■ **WORK TO BE COMPLETED**: All records below must be written out exactly, with the pictures excluded.

═══ PROVIDED ENTRIES

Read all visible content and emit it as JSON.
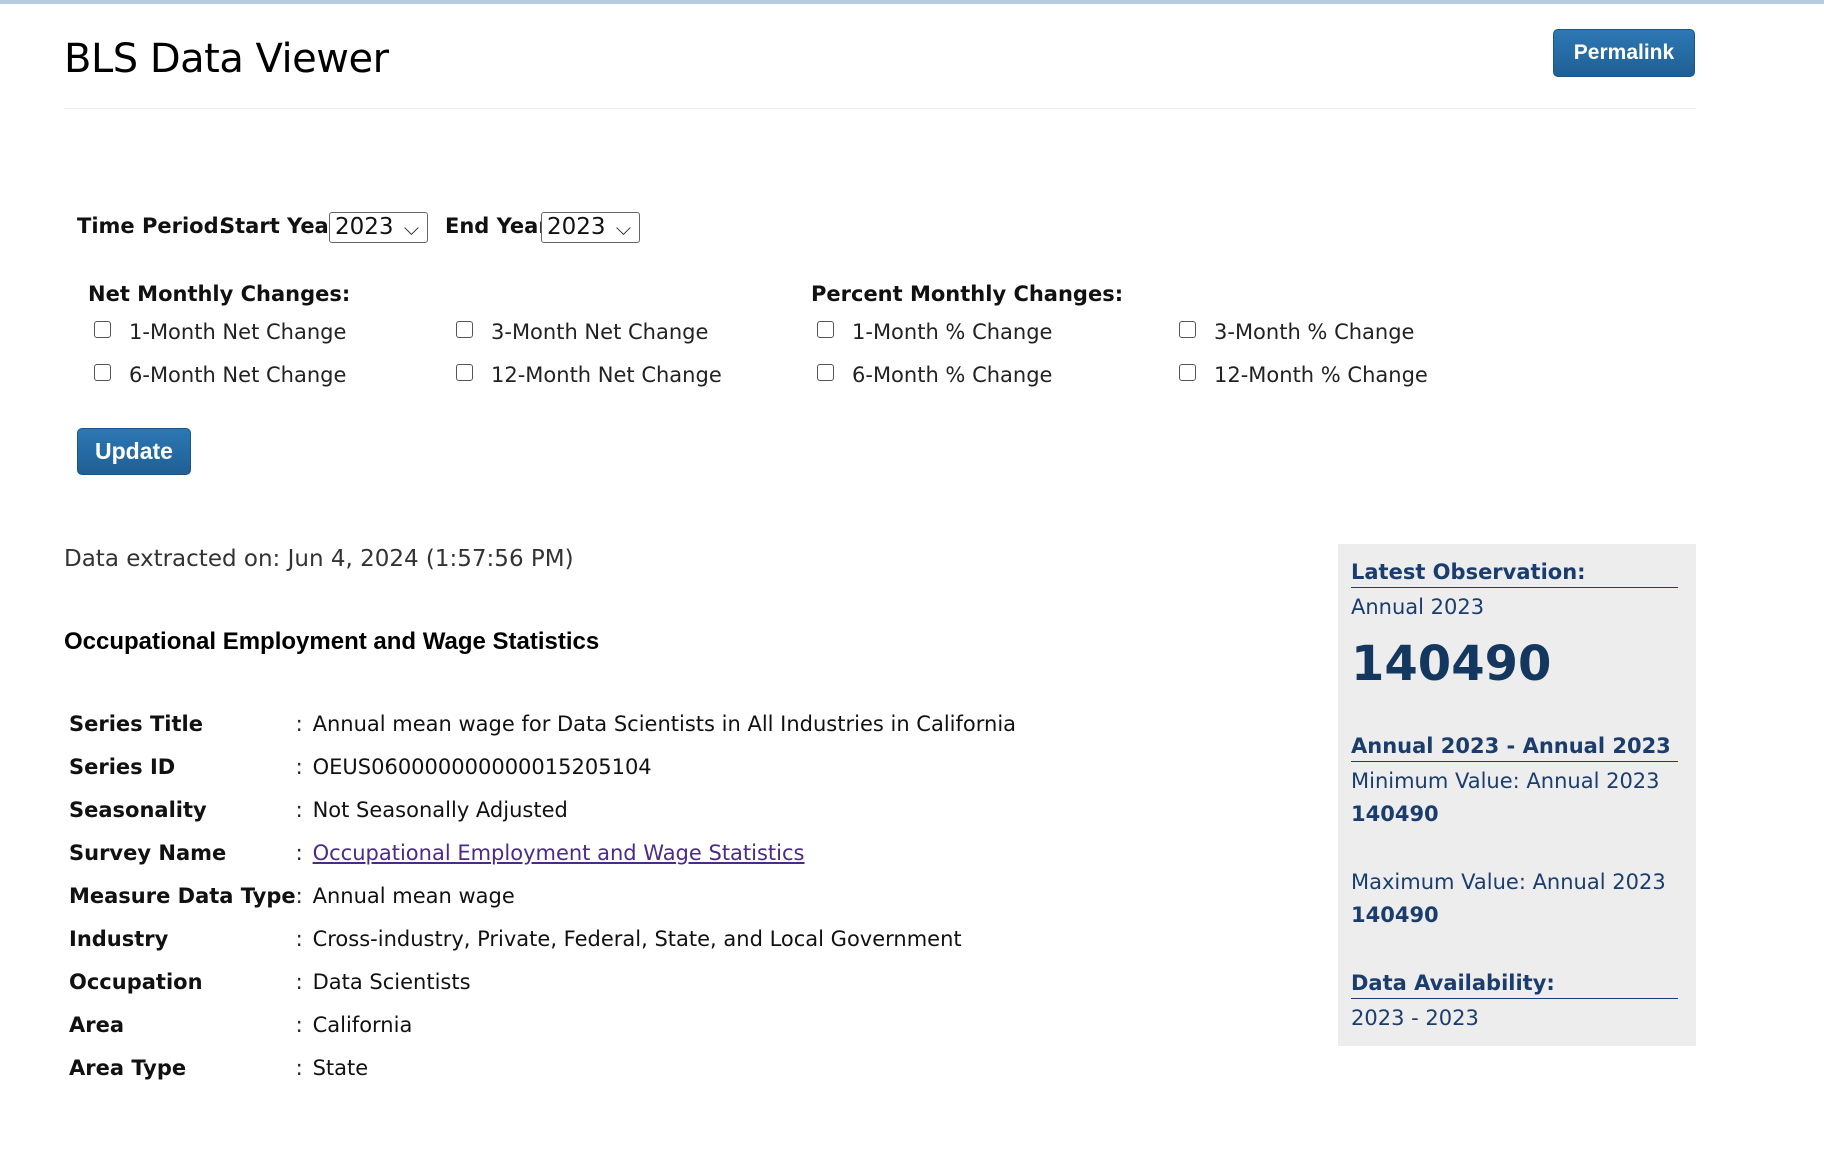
{
  "header": {
    "title": "BLS Data Viewer",
    "permalink_label": "Permalink"
  },
  "time_period": {
    "label": "Time Period:",
    "start_year_label": "Start Year:",
    "start_year_value": "2023",
    "end_year_label": "End Year:",
    "end_year_value": "2023"
  },
  "net_changes": {
    "title": "Net Monthly Changes:",
    "options": [
      {
        "label": "1-Month Net Change",
        "checked": false
      },
      {
        "label": "3-Month Net Change",
        "checked": false
      },
      {
        "label": "6-Month Net Change",
        "checked": false
      },
      {
        "label": "12-Month Net Change",
        "checked": false
      }
    ]
  },
  "percent_changes": {
    "title": "Percent Monthly Changes:",
    "options": [
      {
        "label": "1-Month % Change",
        "checked": false
      },
      {
        "label": "3-Month % Change",
        "checked": false
      },
      {
        "label": "6-Month % Change",
        "checked": false
      },
      {
        "label": "12-Month % Change",
        "checked": false
      }
    ]
  },
  "update_label": "Update",
  "extraction": "Data extracted on: Jun 4, 2024 (1:57:56 PM)",
  "survey_heading": "Occupational Employment and Wage Statistics",
  "metadata": [
    {
      "key": "Series Title",
      "value": "Annual mean wage for Data Scientists in All Industries in California"
    },
    {
      "key": "Series ID",
      "value": "OEUS060000000000015205104"
    },
    {
      "key": "Seasonality",
      "value": "Not Seasonally Adjusted"
    },
    {
      "key": "Survey Name",
      "value": "Occupational Employment and Wage Statistics"
    },
    {
      "key": "Measure Data Type",
      "value": "Annual mean wage"
    },
    {
      "key": "Industry",
      "value": "Cross-industry, Private, Federal, State, and Local Government"
    },
    {
      "key": "Occupation",
      "value": "Data Scientists"
    },
    {
      "key": "Area",
      "value": "California"
    },
    {
      "key": "Area Type",
      "value": "State"
    }
  ],
  "separator": ":",
  "side_panel": {
    "latest_title": "Latest Observation:",
    "latest_period": "Annual 2023",
    "latest_value": "140490",
    "range_title": "Annual 2023 - Annual 2023",
    "min_label": "Minimum Value: Annual 2023",
    "min_value": "140490",
    "max_label": "Maximum Value: Annual 2023",
    "max_value": "140490",
    "availability_title": "Data Availability:",
    "availability_range": "2023 - 2023"
  },
  "colors": {
    "button_blue": "#2068a3",
    "panel_text_navy": "#1a3d6d",
    "panel_background": "#ededed",
    "link_purple": "#4b2a8a"
  }
}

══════

■ **RESPONSE AREA**:
Read all visible content and emit it as JSON.
{
  "header": {
    "title": "BLS Data Viewer",
    "permalink_label": "Permalink"
  },
  "time_period": {
    "label": "Time Period:",
    "start_year_label": "Start Year:",
    "start_year_value": "2023",
    "end_year_label": "End Year:",
    "end_year_value": "2023"
  },
  "net_changes": {
    "title": "Net Monthly Changes:",
    "options": [
      {
        "label": "1-Month Net Change",
        "checked": false
      },
      {
        "label": "3-Month Net Change",
        "checked": false
      },
      {
        "label": "6-Month Net Change",
        "checked": false
      },
      {
        "label": "12-Month Net Change",
        "checked": false
      }
    ]
  },
  "percent_changes": {
    "title": "Percent Monthly Changes:",
    "options": [
      {
        "label": "1-Month % Change",
        "checked": false
      },
      {
        "label": "3-Month % Change",
        "checked": false
      },
      {
        "label": "6-Month % Change",
        "checked": false
      },
      {
        "label": "12-Month % Change",
        "checked": false
      }
    ]
  },
  "update_label": "Update",
  "extraction": "Data extracted on: Jun 4, 2024 (1:57:56 PM)",
  "survey_heading": "Occupational Employment and Wage Statistics",
  "metadata": [
    {
      "key": "Series Title",
      "value": "Annual mean wage for Data Scientists in All Industries in California"
    },
    {
      "key": "Series ID",
      "value": "OEUS060000000000015205104"
    },
    {
      "key": "Seasonality",
      "value": "Not Seasonally Adjusted"
    },
    {
      "key": "Survey Name",
      "value": "Occupational Employment and Wage Statistics"
    },
    {
      "key": "Measure Data Type",
      "value": "Annual mean wage"
    },
    {
      "key": "Industry",
      "value": "Cross-industry, Private, Federal, State, and Local Government"
    },
    {
      "key": "Occupation",
      "value": "Data Scientists"
    },
    {
      "key": "Area",
      "value": "California"
    },
    {
      "key": "Area Type",
      "value": "State"
    }
  ],
  "separator": ":",
  "side_panel": {
    "latest_title": "Latest Observation:",
    "latest_period": "Annual 2023",
    "latest_value": "140490",
    "range_title": "Annual 2023 - Annual 2023",
    "min_label": "Minimum Value: Annual 2023",
    "min_value": "140490",
    "max_label": "Maximum Value: Annual 2023",
    "max_value": "140490",
    "availability_title": "Data Availability:",
    "availability_range": "2023 - 2023"
  },
  "colors": {
    "button_blue": "#2068a3",
    "panel_text_navy": "#1a3d6d",
    "panel_background": "#ededed",
    "link_purple": "#4b2a8a"
  }
}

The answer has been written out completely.